*** Begin section ***

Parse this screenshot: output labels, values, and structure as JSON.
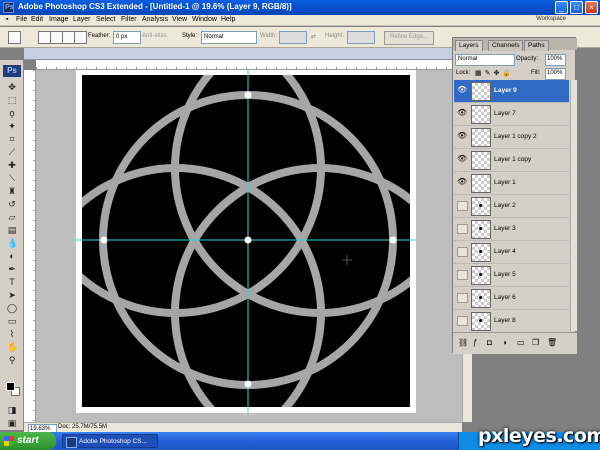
{
  "window": {
    "title": "Adobe Photoshop CS3 Extended - [Untitled-1 @ 19.6% (Layer 9, RGB/8)]",
    "controls": [
      "minimize",
      "maximize",
      "close"
    ]
  },
  "menu": [
    "File",
    "Edit",
    "Image",
    "Layer",
    "Select",
    "Filter",
    "Analysis",
    "View",
    "Window",
    "Help"
  ],
  "workspace_label": "Workspace",
  "options": {
    "feather_label": "Feather:",
    "feather_value": "0 px",
    "antialias_label": "Anti-alias",
    "style_label": "Style:",
    "style_value": "Normal",
    "width_label": "Width:",
    "height_label": "Height:",
    "refine_edge": "Refine Edge..."
  },
  "tools": {
    "logo": "Ps",
    "icons": [
      "move-icon",
      "marquee-icon",
      "lasso-icon",
      "magic-wand-icon",
      "crop-icon",
      "slice-icon",
      "healing-icon",
      "brush-icon",
      "stamp-icon",
      "history-brush-icon",
      "eraser-icon",
      "gradient-icon",
      "blur-icon",
      "dodge-icon",
      "pen-icon",
      "type-icon",
      "path-select-icon",
      "shape-icon",
      "notes-icon",
      "eyedropper-icon",
      "hand-icon",
      "zoom-icon"
    ],
    "foreground": "#000000",
    "background": "#ffffff"
  },
  "document": {
    "zoom": "19.63%",
    "doc_info": "Doc: 25.7M/75.5M",
    "canvas_bg": "#ffffff",
    "art_bg": "#000000",
    "ring_color": "#a6a6a6",
    "guide_color": "#35d0e0"
  },
  "layers_panel": {
    "tabs": [
      "Layers",
      "Channels",
      "Paths"
    ],
    "blend_mode": "Normal",
    "opacity_label": "Opacity:",
    "opacity_value": "100%",
    "lock_label": "Lock:",
    "fill_label": "Fill:",
    "fill_value": "100%",
    "layers": [
      {
        "name": "Layer 9",
        "visible": true,
        "selected": true,
        "dot": false
      },
      {
        "name": "Layer 7",
        "visible": true,
        "selected": false,
        "dot": false
      },
      {
        "name": "Layer 1 copy 2",
        "visible": true,
        "selected": false,
        "dot": false
      },
      {
        "name": "Layer 1 copy",
        "visible": true,
        "selected": false,
        "dot": false
      },
      {
        "name": "Layer 1",
        "visible": true,
        "selected": false,
        "dot": false
      },
      {
        "name": "Layer 2",
        "visible": false,
        "selected": false,
        "dot": true
      },
      {
        "name": "Layer 3",
        "visible": false,
        "selected": false,
        "dot": true
      },
      {
        "name": "Layer 4",
        "visible": false,
        "selected": false,
        "dot": true
      },
      {
        "name": "Layer 5",
        "visible": false,
        "selected": false,
        "dot": true
      },
      {
        "name": "Layer 6",
        "visible": false,
        "selected": false,
        "dot": true
      },
      {
        "name": "Layer 8",
        "visible": false,
        "selected": false,
        "dot": true
      }
    ]
  },
  "taskbar": {
    "start": "start",
    "task": "Adobe Photoshop CS...",
    "watermark": "pxleyes.com"
  }
}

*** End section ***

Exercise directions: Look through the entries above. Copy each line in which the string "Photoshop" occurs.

Solution to this exercise:
    "title": "Adobe Photoshop CS3 Extended - [Untitled-1 @ 19.6% (Layer 9, RGB/8)]",
    "task": "Adobe Photoshop CS...",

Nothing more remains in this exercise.